#### Your instructions
Below are records to repeat exactly. Omit the pictures from the copy.

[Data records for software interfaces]
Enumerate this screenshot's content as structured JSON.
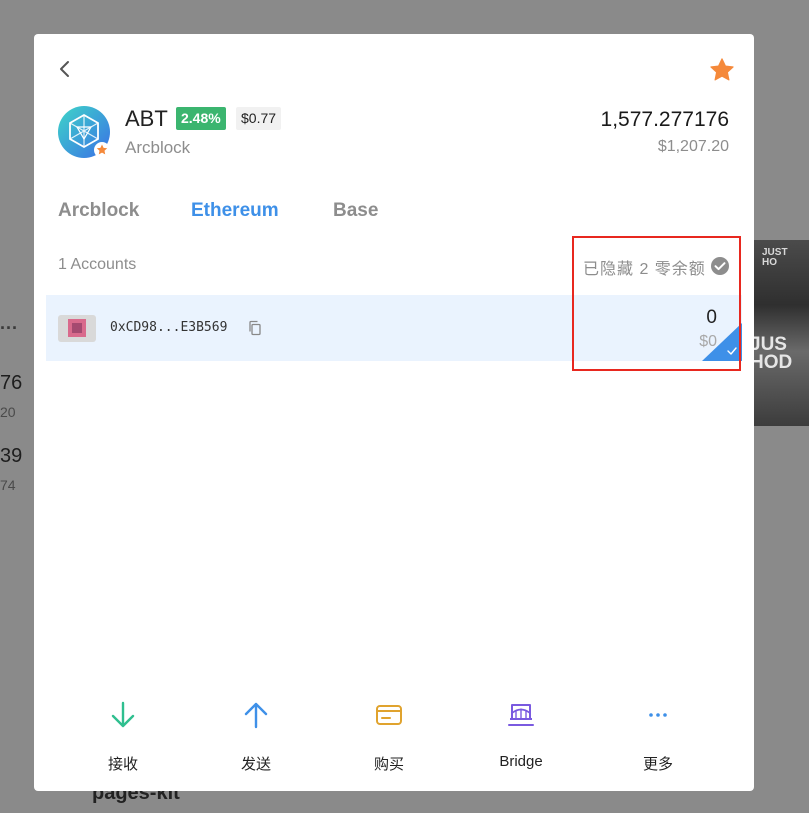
{
  "background": {
    "dots": "...",
    "values": [
      {
        "main": "76",
        "sub": "20"
      },
      {
        "main": "39",
        "sub": "74"
      }
    ],
    "footer_text": "pages-kit",
    "image_text_top": "JUST\nHO",
    "image_text_mid": "JUS\nHOD"
  },
  "token": {
    "symbol": "ABT",
    "change": "2.48%",
    "price": "$0.77",
    "name": "Arcblock",
    "balance": "1,577.277176",
    "balance_usd": "$1,207.20"
  },
  "tabs": [
    {
      "label": "Arcblock",
      "active": false
    },
    {
      "label": "Ethereum",
      "active": true
    },
    {
      "label": "Base",
      "active": false
    }
  ],
  "accounts": {
    "count_label": "1 Accounts",
    "hidden_label": "已隐藏 2 零余额",
    "items": [
      {
        "address": "0xCD98...E3B569",
        "balance": "0",
        "balance_usd": "$0"
      }
    ]
  },
  "actions": [
    {
      "label": "接收",
      "icon": "arrow-down-icon",
      "color": "#2fbf8f"
    },
    {
      "label": "发送",
      "icon": "arrow-up-icon",
      "color": "#3e90e8"
    },
    {
      "label": "购买",
      "icon": "card-icon",
      "color": "#e0a32e"
    },
    {
      "label": "Bridge",
      "icon": "bridge-icon",
      "color": "#7a5ae0"
    },
    {
      "label": "更多",
      "icon": "more-icon",
      "color": "#3e90e8"
    }
  ],
  "colors": {
    "accent": "#3e90e8",
    "positive": "#3bb56f",
    "favorite": "#f5893a",
    "selected_row": "#eaf3fe",
    "highlight": "#e8281f"
  }
}
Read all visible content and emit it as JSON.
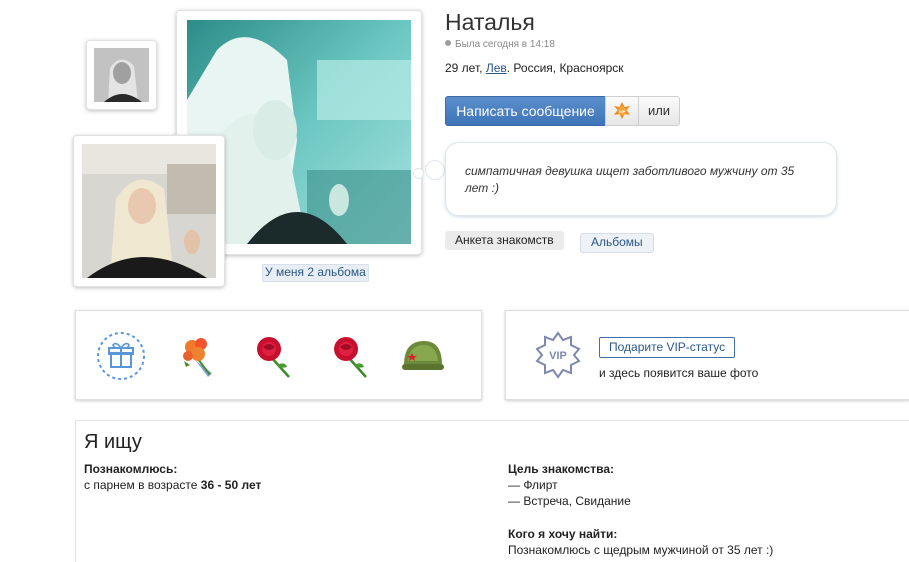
{
  "profile": {
    "name": "Наталья",
    "last_seen": "Была сегодня в 14:18",
    "age": "29 лет,",
    "zodiac": "Лев",
    "location": ". Россия, Красноярск",
    "status_text": "симпатичная девушка ищет заботливого мужчину от 35 лет :)"
  },
  "photos": {
    "albums_link": "У меня 2 альбома"
  },
  "actions": {
    "message_label": "Написать сообщение",
    "vip_icon": "vip-sun-icon",
    "or_label": "или"
  },
  "tabs": {
    "anketa": "Анкета знакомств",
    "albums": "Альбомы"
  },
  "gifts": {
    "items": [
      "gift-box-icon",
      "flower-bouquet-icon",
      "red-rose-icon",
      "red-rose-icon",
      "army-helmet-icon"
    ]
  },
  "vip": {
    "badge_text": "VIP",
    "button_label": "Подарите VIP-статус",
    "hint": "и здесь появится ваше фото"
  },
  "seeking": {
    "title": "Я ищу",
    "meet_label": "Познакомлюсь:",
    "meet_prefix": "с парнем в возрасте ",
    "meet_range": "36 - 50 лет",
    "goal_label": "Цель знакомства:",
    "goals": [
      "— Флирт",
      "— Встреча, Свидание"
    ],
    "whom_label": "Кого я хочу найти:",
    "whom_value": "Познакомлюсь с щедрым мужчиной от 35 лет :)"
  },
  "colors": {
    "accent": "#3f74b8",
    "link": "#2a5885"
  }
}
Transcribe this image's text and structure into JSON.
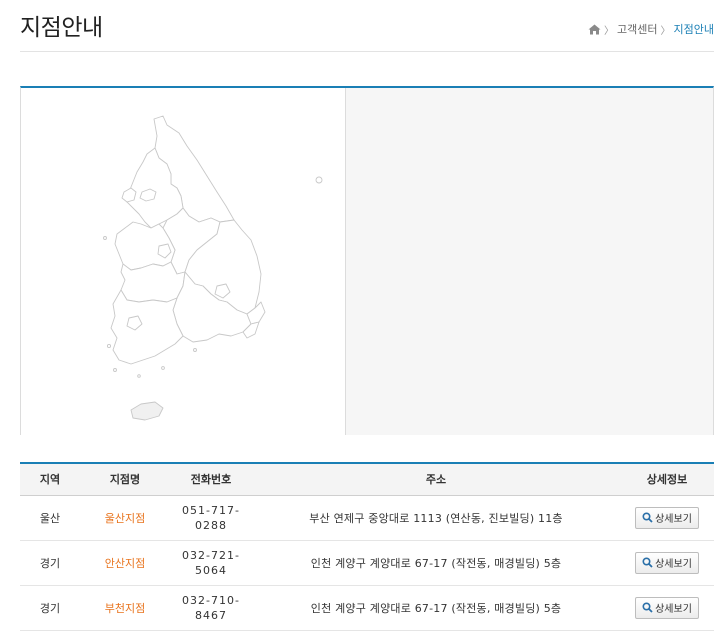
{
  "header": {
    "title": "지점안내",
    "breadcrumb": [
      "고객센터",
      "지점안내"
    ]
  },
  "table": {
    "columns": [
      "지역",
      "지점명",
      "전화번호",
      "주소",
      "상세정보"
    ],
    "rows": [
      {
        "region": "울산",
        "branch": "울산지점",
        "phone_line1": "051-717-",
        "phone_line2": "0288",
        "address": "부산 연제구 중앙대로 1113 (연산동, 진보빌딩) 11층",
        "detail": "상세보기"
      },
      {
        "region": "경기",
        "branch": "안산지점",
        "phone_line1": "032-721-",
        "phone_line2": "5064",
        "address": "인천 계양구 계양대로 67-17 (작전동, 매경빌딩) 5층",
        "detail": "상세보기"
      },
      {
        "region": "경기",
        "branch": "부천지점",
        "phone_line1": "032-710-",
        "phone_line2": "8467",
        "address": "인천 계양구 계양대로 67-17 (작전동, 매경빌딩) 5층",
        "detail": "상세보기"
      }
    ]
  },
  "colors": {
    "accent": "#1a7fb5",
    "branch_link": "#e8731c"
  },
  "icons": {
    "home": "home-icon",
    "search": "search-icon"
  }
}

#### Output of the exercise
Enumerate this screenshot's content as structured JSON.
{
  "background": {
    "dots": "...",
    "values": [
      {
        "main": "76",
        "sub": "20"
      },
      {
        "main": "39",
        "sub": "74"
      }
    ],
    "footer_text": "pages-kit",
    "image_text_top": "JUST\nHO",
    "image_text_mid": "JUS\nHOD"
  },
  "token": {
    "symbol": "ABT",
    "change": "2.48%",
    "price": "$0.77",
    "name": "Arcblock",
    "balance": "1,577.277176",
    "balance_usd": "$1,207.20"
  },
  "tabs": [
    {
      "label": "Arcblock",
      "active": false
    },
    {
      "label": "Ethereum",
      "active": true
    },
    {
      "label": "Base",
      "active": false
    }
  ],
  "accounts": {
    "count_label": "1 Accounts",
    "hidden_label": "已隐藏 2 零余额",
    "items": [
      {
        "address": "0xCD98...E3B569",
        "balance": "0",
        "balance_usd": "$0"
      }
    ]
  },
  "actions": [
    {
      "label": "接收",
      "icon": "arrow-down-icon",
      "color": "#2fbf8f"
    },
    {
      "label": "发送",
      "icon": "arrow-up-icon",
      "color": "#3e90e8"
    },
    {
      "label": "购买",
      "icon": "card-icon",
      "color": "#e0a32e"
    },
    {
      "label": "Bridge",
      "icon": "bridge-icon",
      "color": "#7a5ae0"
    },
    {
      "label": "更多",
      "icon": "more-icon",
      "color": "#3e90e8"
    }
  ],
  "colors": {
    "accent": "#3e90e8",
    "positive": "#3bb56f",
    "favorite": "#f5893a",
    "selected_row": "#eaf3fe",
    "highlight": "#e8281f"
  }
}
Read all visible content and emit it as JSON.
{
  "profile": {
    "name": "Наталья",
    "last_seen": "Была сегодня в 14:18",
    "age": "29 лет,",
    "zodiac": "Лев",
    "location": ". Россия, Красноярск",
    "status_text": "симпатичная девушка ищет заботливого мужчину от 35 лет :)"
  },
  "photos": {
    "albums_link": "У меня 2 альбома"
  },
  "actions": {
    "message_label": "Написать сообщение",
    "vip_icon": "vip-sun-icon",
    "or_label": "или"
  },
  "tabs": {
    "anketa": "Анкета знакомств",
    "albums": "Альбомы"
  },
  "gifts": {
    "items": [
      "gift-box-icon",
      "flower-bouquet-icon",
      "red-rose-icon",
      "red-rose-icon",
      "army-helmet-icon"
    ]
  },
  "vip": {
    "badge_text": "VIP",
    "button_label": "Подарите VIP-статус",
    "hint": "и здесь появится ваше фото"
  },
  "seeking": {
    "title": "Я ищу",
    "meet_label": "Познакомлюсь:",
    "meet_prefix": "с парнем в возрасте ",
    "meet_range": "36 - 50 лет",
    "goal_label": "Цель знакомства:",
    "goals": [
      "— Флирт",
      "— Встреча, Свидание"
    ],
    "whom_label": "Кого я хочу найти:",
    "whom_value": "Познакомлюсь с щедрым мужчиной от 35 лет :)"
  },
  "colors": {
    "accent": "#3f74b8",
    "link": "#2a5885"
  }
}
Transcribe this image's text and structure into JSON.
{
  "header": {
    "title": "지점안내",
    "breadcrumb": [
      "고객센터",
      "지점안내"
    ]
  },
  "table": {
    "columns": [
      "지역",
      "지점명",
      "전화번호",
      "주소",
      "상세정보"
    ],
    "rows": [
      {
        "region": "울산",
        "branch": "울산지점",
        "phone_line1": "051-717-",
        "phone_line2": "0288",
        "address": "부산 연제구 중앙대로 1113 (연산동, 진보빌딩) 11층",
        "detail": "상세보기"
      },
      {
        "region": "경기",
        "branch": "안산지점",
        "phone_line1": "032-721-",
        "phone_line2": "5064",
        "address": "인천 계양구 계양대로 67-17 (작전동, 매경빌딩) 5층",
        "detail": "상세보기"
      },
      {
        "region": "경기",
        "branch": "부천지점",
        "phone_line1": "032-710-",
        "phone_line2": "8467",
        "address": "인천 계양구 계양대로 67-17 (작전동, 매경빌딩) 5층",
        "detail": "상세보기"
      }
    ]
  },
  "colors": {
    "accent": "#1a7fb5",
    "branch_link": "#e8731c"
  },
  "icons": {
    "home": "home-icon",
    "search": "search-icon"
  }
}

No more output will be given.